* TASK ITEM
Where does the word "ship" show up in the data? Please find each such line and copy it.

==*==

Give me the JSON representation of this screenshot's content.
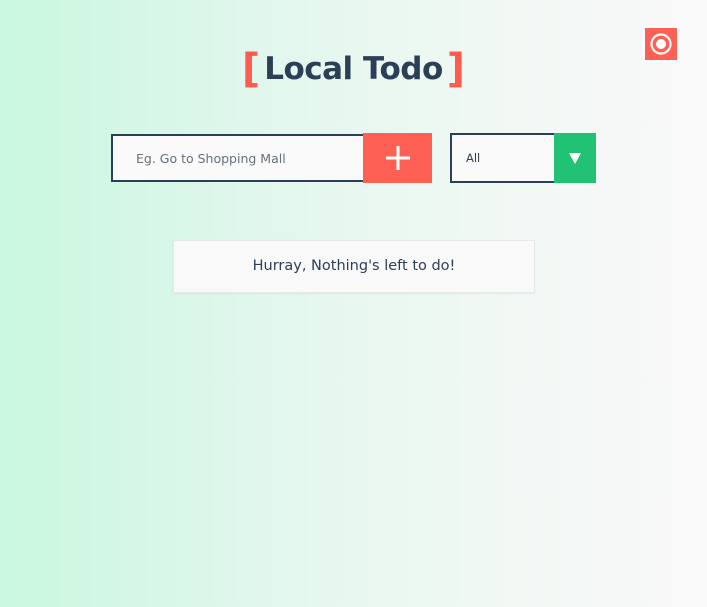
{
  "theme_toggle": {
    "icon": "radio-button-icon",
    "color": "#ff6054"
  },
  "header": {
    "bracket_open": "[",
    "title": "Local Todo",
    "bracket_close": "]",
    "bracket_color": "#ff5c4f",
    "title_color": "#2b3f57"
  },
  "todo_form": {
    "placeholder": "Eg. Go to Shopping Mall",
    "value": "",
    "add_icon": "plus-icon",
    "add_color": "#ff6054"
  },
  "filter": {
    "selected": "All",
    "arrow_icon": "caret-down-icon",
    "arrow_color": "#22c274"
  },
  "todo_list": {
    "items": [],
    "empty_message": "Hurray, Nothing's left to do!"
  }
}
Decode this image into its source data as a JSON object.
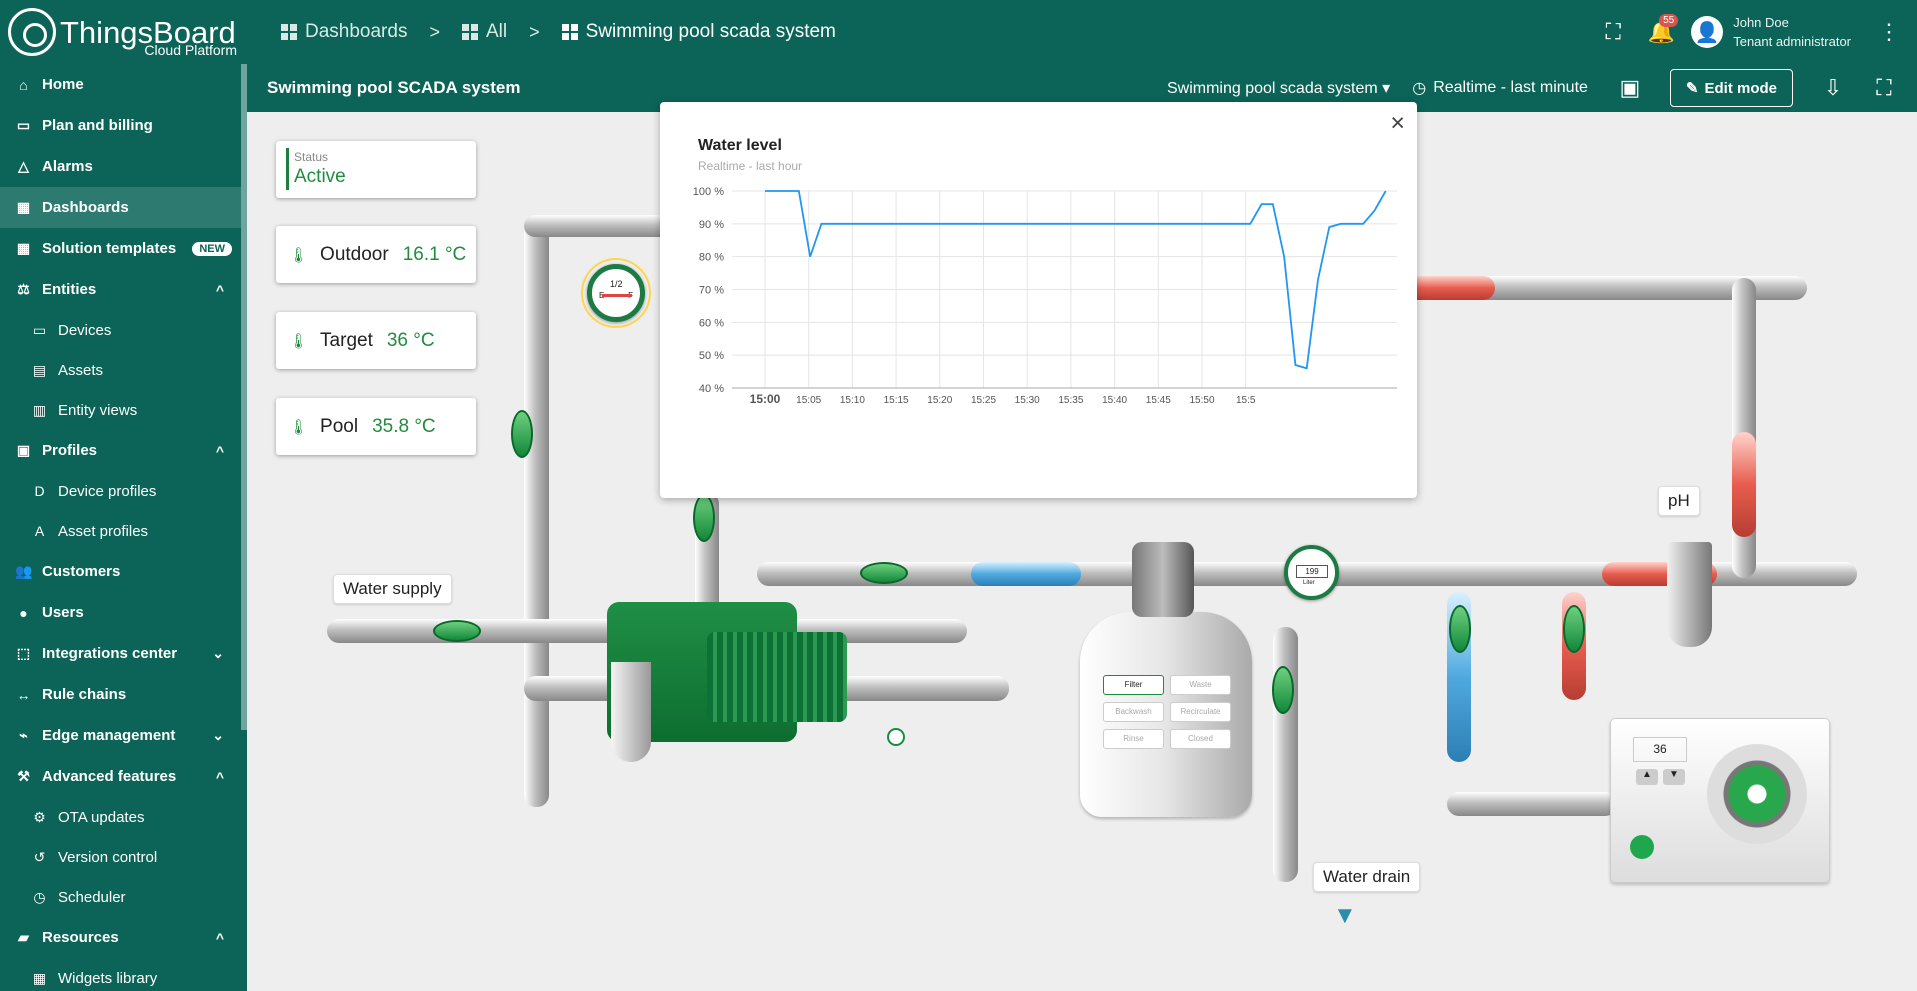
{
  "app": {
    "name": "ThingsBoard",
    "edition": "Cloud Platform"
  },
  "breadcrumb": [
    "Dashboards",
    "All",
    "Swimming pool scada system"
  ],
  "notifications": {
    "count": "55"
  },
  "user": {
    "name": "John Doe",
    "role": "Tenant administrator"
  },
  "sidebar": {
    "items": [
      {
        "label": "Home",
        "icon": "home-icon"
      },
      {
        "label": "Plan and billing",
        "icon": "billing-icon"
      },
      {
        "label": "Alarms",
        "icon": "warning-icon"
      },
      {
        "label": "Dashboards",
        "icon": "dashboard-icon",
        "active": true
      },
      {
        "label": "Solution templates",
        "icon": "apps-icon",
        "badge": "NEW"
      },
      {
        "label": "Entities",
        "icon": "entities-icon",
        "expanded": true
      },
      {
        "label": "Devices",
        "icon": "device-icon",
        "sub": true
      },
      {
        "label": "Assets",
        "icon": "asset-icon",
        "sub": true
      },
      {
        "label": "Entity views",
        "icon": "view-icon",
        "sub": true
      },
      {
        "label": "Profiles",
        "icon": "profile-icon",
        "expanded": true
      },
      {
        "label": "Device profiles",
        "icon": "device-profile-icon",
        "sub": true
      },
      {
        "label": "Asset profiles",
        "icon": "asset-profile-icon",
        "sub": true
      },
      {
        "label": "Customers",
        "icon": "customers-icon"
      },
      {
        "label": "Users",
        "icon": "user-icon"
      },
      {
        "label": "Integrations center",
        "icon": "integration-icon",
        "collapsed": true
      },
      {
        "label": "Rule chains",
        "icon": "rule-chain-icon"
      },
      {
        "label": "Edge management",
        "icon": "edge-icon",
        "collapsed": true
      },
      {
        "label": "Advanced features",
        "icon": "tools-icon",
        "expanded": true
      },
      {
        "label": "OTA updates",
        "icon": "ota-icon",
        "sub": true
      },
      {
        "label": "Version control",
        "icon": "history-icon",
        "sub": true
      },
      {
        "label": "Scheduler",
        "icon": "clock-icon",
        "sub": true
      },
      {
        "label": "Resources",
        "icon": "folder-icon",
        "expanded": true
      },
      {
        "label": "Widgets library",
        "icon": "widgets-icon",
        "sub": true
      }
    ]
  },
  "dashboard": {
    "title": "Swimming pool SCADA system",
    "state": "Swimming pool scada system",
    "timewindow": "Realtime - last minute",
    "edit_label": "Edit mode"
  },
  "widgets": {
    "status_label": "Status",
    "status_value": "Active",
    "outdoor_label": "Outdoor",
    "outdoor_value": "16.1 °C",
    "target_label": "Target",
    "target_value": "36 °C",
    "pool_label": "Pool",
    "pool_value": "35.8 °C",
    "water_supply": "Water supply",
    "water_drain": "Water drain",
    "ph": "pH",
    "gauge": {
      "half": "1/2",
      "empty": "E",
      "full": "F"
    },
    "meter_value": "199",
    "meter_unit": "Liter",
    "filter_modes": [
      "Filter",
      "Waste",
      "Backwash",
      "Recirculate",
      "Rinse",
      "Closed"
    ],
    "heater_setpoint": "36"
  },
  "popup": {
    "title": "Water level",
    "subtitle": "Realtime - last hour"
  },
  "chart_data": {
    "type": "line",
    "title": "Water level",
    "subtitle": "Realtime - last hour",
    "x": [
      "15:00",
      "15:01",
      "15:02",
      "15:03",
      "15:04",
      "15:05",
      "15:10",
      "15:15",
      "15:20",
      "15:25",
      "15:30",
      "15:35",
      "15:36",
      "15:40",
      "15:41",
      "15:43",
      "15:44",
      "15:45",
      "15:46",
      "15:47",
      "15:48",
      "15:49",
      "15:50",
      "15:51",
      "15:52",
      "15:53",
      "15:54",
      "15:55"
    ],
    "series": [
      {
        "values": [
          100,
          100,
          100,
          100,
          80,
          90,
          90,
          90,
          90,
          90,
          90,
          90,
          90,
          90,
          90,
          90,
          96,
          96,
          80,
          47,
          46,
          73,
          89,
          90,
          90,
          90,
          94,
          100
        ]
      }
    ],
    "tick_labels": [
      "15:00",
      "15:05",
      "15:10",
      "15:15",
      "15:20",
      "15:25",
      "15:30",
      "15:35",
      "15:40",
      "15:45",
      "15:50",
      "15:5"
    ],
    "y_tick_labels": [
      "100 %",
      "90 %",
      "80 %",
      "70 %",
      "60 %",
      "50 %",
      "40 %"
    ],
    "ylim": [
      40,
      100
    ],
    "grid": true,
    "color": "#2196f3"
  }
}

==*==

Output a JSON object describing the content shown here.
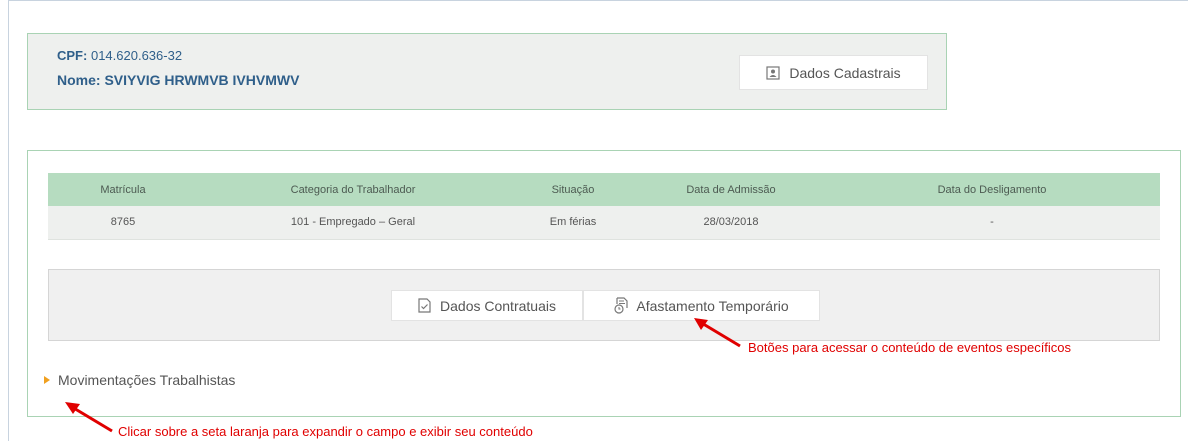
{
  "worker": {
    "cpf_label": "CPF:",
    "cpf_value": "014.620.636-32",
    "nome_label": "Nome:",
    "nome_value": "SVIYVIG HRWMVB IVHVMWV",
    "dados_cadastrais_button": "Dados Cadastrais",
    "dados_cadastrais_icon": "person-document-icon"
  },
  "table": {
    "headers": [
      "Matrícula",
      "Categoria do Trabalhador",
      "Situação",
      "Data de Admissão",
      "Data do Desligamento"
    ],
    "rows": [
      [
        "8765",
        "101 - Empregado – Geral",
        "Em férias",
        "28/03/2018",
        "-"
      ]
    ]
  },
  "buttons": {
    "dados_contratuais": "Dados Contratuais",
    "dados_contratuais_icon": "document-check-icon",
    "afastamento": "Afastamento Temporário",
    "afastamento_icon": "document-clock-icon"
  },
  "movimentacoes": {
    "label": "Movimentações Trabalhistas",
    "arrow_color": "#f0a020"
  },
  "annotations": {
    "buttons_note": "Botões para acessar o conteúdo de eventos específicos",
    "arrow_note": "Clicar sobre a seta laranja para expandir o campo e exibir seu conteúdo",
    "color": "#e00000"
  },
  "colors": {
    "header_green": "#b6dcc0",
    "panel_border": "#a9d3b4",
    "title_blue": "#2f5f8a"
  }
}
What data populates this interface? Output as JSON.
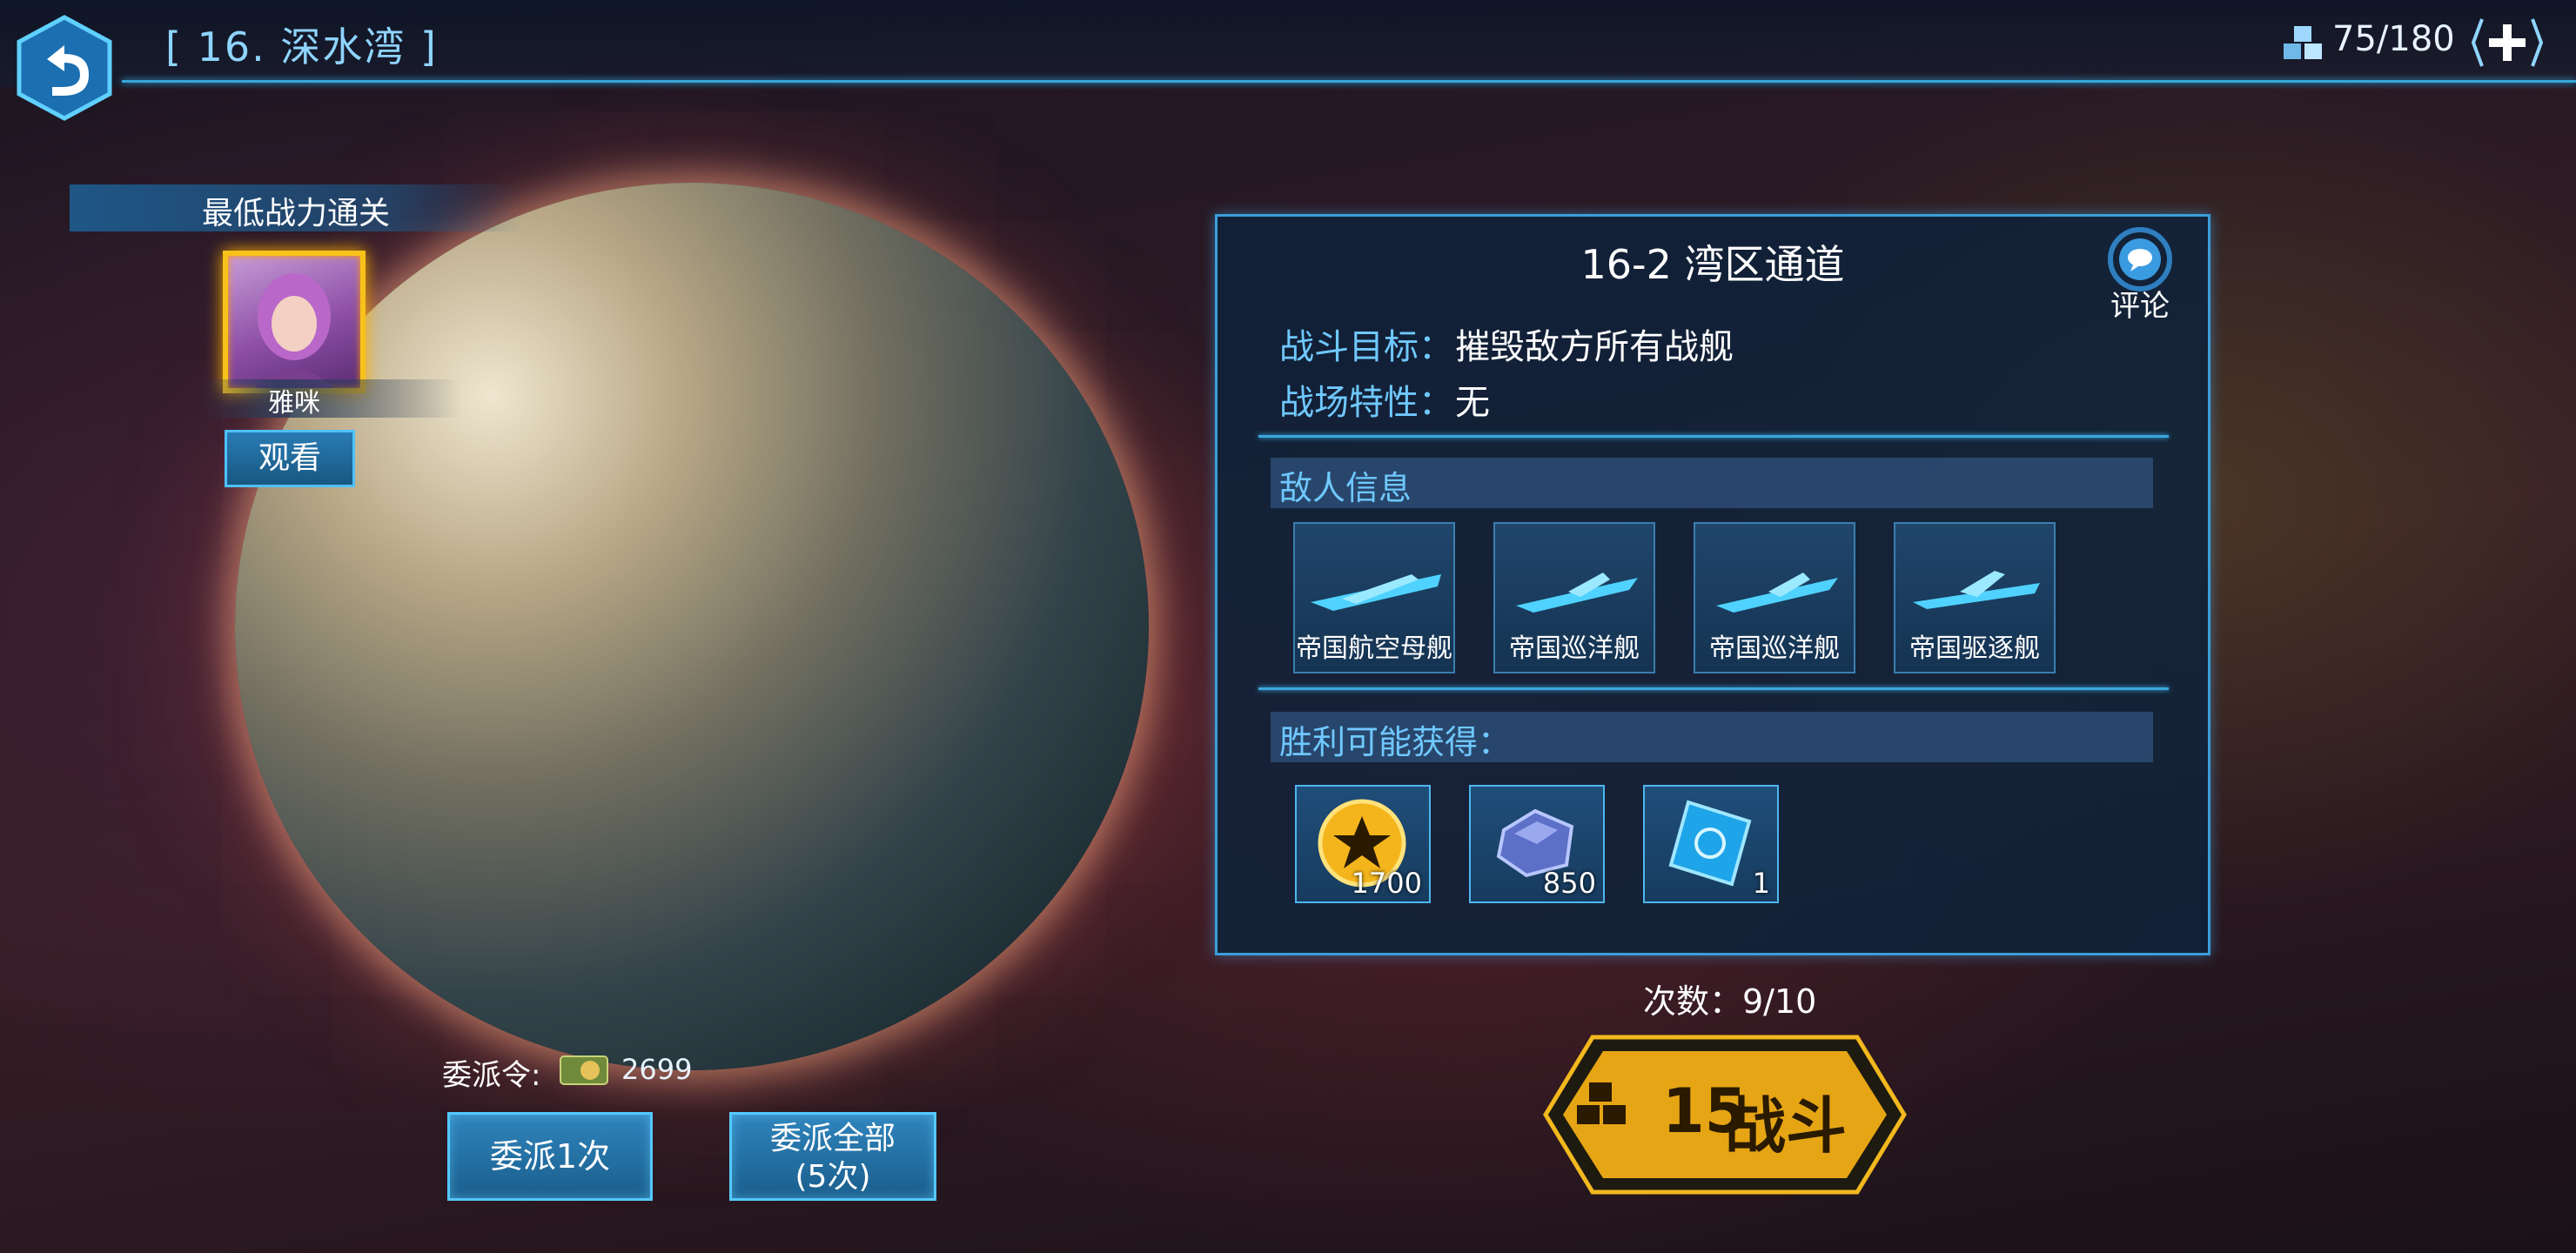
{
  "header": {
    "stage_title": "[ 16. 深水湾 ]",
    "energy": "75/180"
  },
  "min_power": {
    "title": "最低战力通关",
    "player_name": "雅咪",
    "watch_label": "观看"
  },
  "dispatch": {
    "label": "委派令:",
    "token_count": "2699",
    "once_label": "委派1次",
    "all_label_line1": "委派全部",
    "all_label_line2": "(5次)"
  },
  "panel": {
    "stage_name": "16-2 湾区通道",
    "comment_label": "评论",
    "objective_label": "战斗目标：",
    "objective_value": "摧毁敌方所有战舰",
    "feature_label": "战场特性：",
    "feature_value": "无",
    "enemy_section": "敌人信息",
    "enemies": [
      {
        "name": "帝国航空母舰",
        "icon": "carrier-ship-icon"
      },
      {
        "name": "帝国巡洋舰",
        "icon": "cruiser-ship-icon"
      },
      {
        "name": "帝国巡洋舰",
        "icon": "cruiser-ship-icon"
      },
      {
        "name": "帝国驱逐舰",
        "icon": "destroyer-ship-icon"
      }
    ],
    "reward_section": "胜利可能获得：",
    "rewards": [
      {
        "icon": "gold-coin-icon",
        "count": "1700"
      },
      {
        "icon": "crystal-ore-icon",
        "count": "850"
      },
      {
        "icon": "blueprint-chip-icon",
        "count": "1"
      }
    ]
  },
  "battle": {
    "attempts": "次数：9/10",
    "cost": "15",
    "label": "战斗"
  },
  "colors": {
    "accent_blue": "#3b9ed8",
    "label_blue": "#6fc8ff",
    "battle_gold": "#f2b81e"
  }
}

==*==

* WRITTEN REPLY
        "icon": "carrier-ship-icon"
        "icon": "cruiser-ship-icon"
        "icon": "cruiser-ship-icon"
        "icon": "destroyer-ship-icon"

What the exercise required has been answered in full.